> [TASK DETAILS]: Each record must appear in the answer exactly as it does in the data.

GIVEN ENTRIES START

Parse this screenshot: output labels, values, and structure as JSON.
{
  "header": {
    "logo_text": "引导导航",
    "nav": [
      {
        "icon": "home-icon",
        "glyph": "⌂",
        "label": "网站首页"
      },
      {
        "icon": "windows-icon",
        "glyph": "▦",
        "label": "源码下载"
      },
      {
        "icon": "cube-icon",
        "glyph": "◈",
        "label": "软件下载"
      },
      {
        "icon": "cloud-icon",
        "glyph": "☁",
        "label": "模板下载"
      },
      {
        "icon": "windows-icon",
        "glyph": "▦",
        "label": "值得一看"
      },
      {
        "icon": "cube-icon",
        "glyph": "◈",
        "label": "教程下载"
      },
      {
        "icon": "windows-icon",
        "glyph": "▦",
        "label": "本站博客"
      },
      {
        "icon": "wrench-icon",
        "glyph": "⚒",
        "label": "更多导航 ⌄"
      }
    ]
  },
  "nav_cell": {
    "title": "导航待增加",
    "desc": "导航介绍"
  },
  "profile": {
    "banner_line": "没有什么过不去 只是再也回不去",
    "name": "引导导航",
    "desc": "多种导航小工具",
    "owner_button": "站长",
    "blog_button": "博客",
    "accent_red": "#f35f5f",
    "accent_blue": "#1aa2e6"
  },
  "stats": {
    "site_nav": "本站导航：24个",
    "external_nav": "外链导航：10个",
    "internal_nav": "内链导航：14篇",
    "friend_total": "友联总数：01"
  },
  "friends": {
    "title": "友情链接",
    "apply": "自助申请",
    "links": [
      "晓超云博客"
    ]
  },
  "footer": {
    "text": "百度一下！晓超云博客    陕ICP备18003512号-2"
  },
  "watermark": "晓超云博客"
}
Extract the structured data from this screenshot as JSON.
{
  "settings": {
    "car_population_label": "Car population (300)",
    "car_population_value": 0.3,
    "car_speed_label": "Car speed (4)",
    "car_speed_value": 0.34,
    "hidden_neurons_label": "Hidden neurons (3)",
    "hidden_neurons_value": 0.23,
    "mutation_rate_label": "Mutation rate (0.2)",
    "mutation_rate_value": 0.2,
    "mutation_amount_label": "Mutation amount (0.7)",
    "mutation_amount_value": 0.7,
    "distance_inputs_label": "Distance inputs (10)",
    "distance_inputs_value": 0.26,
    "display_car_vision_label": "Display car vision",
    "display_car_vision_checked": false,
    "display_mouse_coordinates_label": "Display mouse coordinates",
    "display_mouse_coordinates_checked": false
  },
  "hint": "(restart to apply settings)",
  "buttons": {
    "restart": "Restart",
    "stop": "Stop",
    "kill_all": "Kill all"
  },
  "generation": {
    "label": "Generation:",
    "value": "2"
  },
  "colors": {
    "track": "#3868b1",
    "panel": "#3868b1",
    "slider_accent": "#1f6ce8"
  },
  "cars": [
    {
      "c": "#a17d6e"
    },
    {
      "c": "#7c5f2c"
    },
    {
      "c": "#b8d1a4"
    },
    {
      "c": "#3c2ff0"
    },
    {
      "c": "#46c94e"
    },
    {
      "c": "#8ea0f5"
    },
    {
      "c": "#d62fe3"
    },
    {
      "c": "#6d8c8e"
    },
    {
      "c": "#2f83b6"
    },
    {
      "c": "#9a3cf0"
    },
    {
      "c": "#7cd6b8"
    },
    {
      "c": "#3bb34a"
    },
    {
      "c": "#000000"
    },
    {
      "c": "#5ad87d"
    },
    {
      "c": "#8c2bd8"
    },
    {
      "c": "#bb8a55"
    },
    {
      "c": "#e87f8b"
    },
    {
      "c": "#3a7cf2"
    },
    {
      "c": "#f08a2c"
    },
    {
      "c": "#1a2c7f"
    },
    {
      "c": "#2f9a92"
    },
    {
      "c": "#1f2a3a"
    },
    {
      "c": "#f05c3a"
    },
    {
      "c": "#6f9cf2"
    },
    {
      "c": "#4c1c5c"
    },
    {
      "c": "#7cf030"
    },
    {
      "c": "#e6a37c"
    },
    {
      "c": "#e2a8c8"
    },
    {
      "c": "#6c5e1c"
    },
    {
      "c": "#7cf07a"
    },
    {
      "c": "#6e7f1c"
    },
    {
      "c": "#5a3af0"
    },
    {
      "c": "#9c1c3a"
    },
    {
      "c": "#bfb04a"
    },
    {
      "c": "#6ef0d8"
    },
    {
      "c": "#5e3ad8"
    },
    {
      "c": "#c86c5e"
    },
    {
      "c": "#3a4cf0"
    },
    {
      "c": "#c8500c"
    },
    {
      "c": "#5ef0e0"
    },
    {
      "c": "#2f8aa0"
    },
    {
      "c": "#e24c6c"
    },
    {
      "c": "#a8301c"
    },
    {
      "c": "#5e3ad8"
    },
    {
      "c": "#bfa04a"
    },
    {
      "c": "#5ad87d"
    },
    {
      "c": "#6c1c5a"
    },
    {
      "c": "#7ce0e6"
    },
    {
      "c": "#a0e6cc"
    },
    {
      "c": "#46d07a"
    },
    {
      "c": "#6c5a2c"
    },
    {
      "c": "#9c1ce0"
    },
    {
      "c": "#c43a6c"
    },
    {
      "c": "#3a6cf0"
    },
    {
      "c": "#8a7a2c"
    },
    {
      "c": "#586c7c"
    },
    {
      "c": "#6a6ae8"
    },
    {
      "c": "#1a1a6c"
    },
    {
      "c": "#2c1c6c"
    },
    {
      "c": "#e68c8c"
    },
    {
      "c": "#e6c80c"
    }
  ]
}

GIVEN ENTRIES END

> [EXERCISE OUTPUT]:
Parse this screenshot: output labels, values, and structure as JSON.
{
  "header": {
    "logo_text": "引导导航",
    "nav": [
      {
        "icon": "home-icon",
        "glyph": "⌂",
        "label": "网站首页"
      },
      {
        "icon": "windows-icon",
        "glyph": "▦",
        "label": "源码下载"
      },
      {
        "icon": "cube-icon",
        "glyph": "◈",
        "label": "软件下载"
      },
      {
        "icon": "cloud-icon",
        "glyph": "☁",
        "label": "模板下载"
      },
      {
        "icon": "windows-icon",
        "glyph": "▦",
        "label": "值得一看"
      },
      {
        "icon": "cube-icon",
        "glyph": "◈",
        "label": "教程下载"
      },
      {
        "icon": "windows-icon",
        "glyph": "▦",
        "label": "本站博客"
      },
      {
        "icon": "wrench-icon",
        "glyph": "⚒",
        "label": "更多导航 ⌄"
      }
    ]
  },
  "nav_cell": {
    "title": "导航待增加",
    "desc": "导航介绍"
  },
  "profile": {
    "banner_line": "没有什么过不去 只是再也回不去",
    "name": "引导导航",
    "desc": "多种导航小工具",
    "owner_button": "站长",
    "blog_button": "博客",
    "accent_red": "#f35f5f",
    "accent_blue": "#1aa2e6"
  },
  "stats": {
    "site_nav": "本站导航：24个",
    "external_nav": "外链导航：10个",
    "internal_nav": "内链导航：14篇",
    "friend_total": "友联总数：01"
  },
  "friends": {
    "title": "友情链接",
    "apply": "自助申请",
    "links": [
      "晓超云博客"
    ]
  },
  "footer": {
    "text": "百度一下！晓超云博客    陕ICP备18003512号-2"
  },
  "watermark": "晓超云博客"
}
Extract the structured data from this screenshot as JSON.
{
  "settings": {
    "car_population_label": "Car population (300)",
    "car_population_value": 0.3,
    "car_speed_label": "Car speed (4)",
    "car_speed_value": 0.34,
    "hidden_neurons_label": "Hidden neurons (3)",
    "hidden_neurons_value": 0.23,
    "mutation_rate_label": "Mutation rate (0.2)",
    "mutation_rate_value": 0.2,
    "mutation_amount_label": "Mutation amount (0.7)",
    "mutation_amount_value": 0.7,
    "distance_inputs_label": "Distance inputs (10)",
    "distance_inputs_value": 0.26,
    "display_car_vision_label": "Display car vision",
    "display_car_vision_checked": false,
    "display_mouse_coordinates_label": "Display mouse coordinates",
    "display_mouse_coordinates_checked": false
  },
  "hint": "(restart to apply settings)",
  "buttons": {
    "restart": "Restart",
    "stop": "Stop",
    "kill_all": "Kill all"
  },
  "generation": {
    "label": "Generation:",
    "value": "2"
  },
  "colors": {
    "track": "#3868b1",
    "panel": "#3868b1",
    "slider_accent": "#1f6ce8"
  },
  "cars": [
    {
      "c": "#a17d6e"
    },
    {
      "c": "#7c5f2c"
    },
    {
      "c": "#b8d1a4"
    },
    {
      "c": "#3c2ff0"
    },
    {
      "c": "#46c94e"
    },
    {
      "c": "#8ea0f5"
    },
    {
      "c": "#d62fe3"
    },
    {
      "c": "#6d8c8e"
    },
    {
      "c": "#2f83b6"
    },
    {
      "c": "#9a3cf0"
    },
    {
      "c": "#7cd6b8"
    },
    {
      "c": "#3bb34a"
    },
    {
      "c": "#000000"
    },
    {
      "c": "#5ad87d"
    },
    {
      "c": "#8c2bd8"
    },
    {
      "c": "#bb8a55"
    },
    {
      "c": "#e87f8b"
    },
    {
      "c": "#3a7cf2"
    },
    {
      "c": "#f08a2c"
    },
    {
      "c": "#1a2c7f"
    },
    {
      "c": "#2f9a92"
    },
    {
      "c": "#1f2a3a"
    },
    {
      "c": "#f05c3a"
    },
    {
      "c": "#6f9cf2"
    },
    {
      "c": "#4c1c5c"
    },
    {
      "c": "#7cf030"
    },
    {
      "c": "#e6a37c"
    },
    {
      "c": "#e2a8c8"
    },
    {
      "c": "#6c5e1c"
    },
    {
      "c": "#7cf07a"
    },
    {
      "c": "#6e7f1c"
    },
    {
      "c": "#5a3af0"
    },
    {
      "c": "#9c1c3a"
    },
    {
      "c": "#bfb04a"
    },
    {
      "c": "#6ef0d8"
    },
    {
      "c": "#5e3ad8"
    },
    {
      "c": "#c86c5e"
    },
    {
      "c": "#3a4cf0"
    },
    {
      "c": "#c8500c"
    },
    {
      "c": "#5ef0e0"
    },
    {
      "c": "#2f8aa0"
    },
    {
      "c": "#e24c6c"
    },
    {
      "c": "#a8301c"
    },
    {
      "c": "#5e3ad8"
    },
    {
      "c": "#bfa04a"
    },
    {
      "c": "#5ad87d"
    },
    {
      "c": "#6c1c5a"
    },
    {
      "c": "#7ce0e6"
    },
    {
      "c": "#a0e6cc"
    },
    {
      "c": "#46d07a"
    },
    {
      "c": "#6c5a2c"
    },
    {
      "c": "#9c1ce0"
    },
    {
      "c": "#c43a6c"
    },
    {
      "c": "#3a6cf0"
    },
    {
      "c": "#8a7a2c"
    },
    {
      "c": "#586c7c"
    },
    {
      "c": "#6a6ae8"
    },
    {
      "c": "#1a1a6c"
    },
    {
      "c": "#2c1c6c"
    },
    {
      "c": "#e68c8c"
    },
    {
      "c": "#e6c80c"
    }
  ]
}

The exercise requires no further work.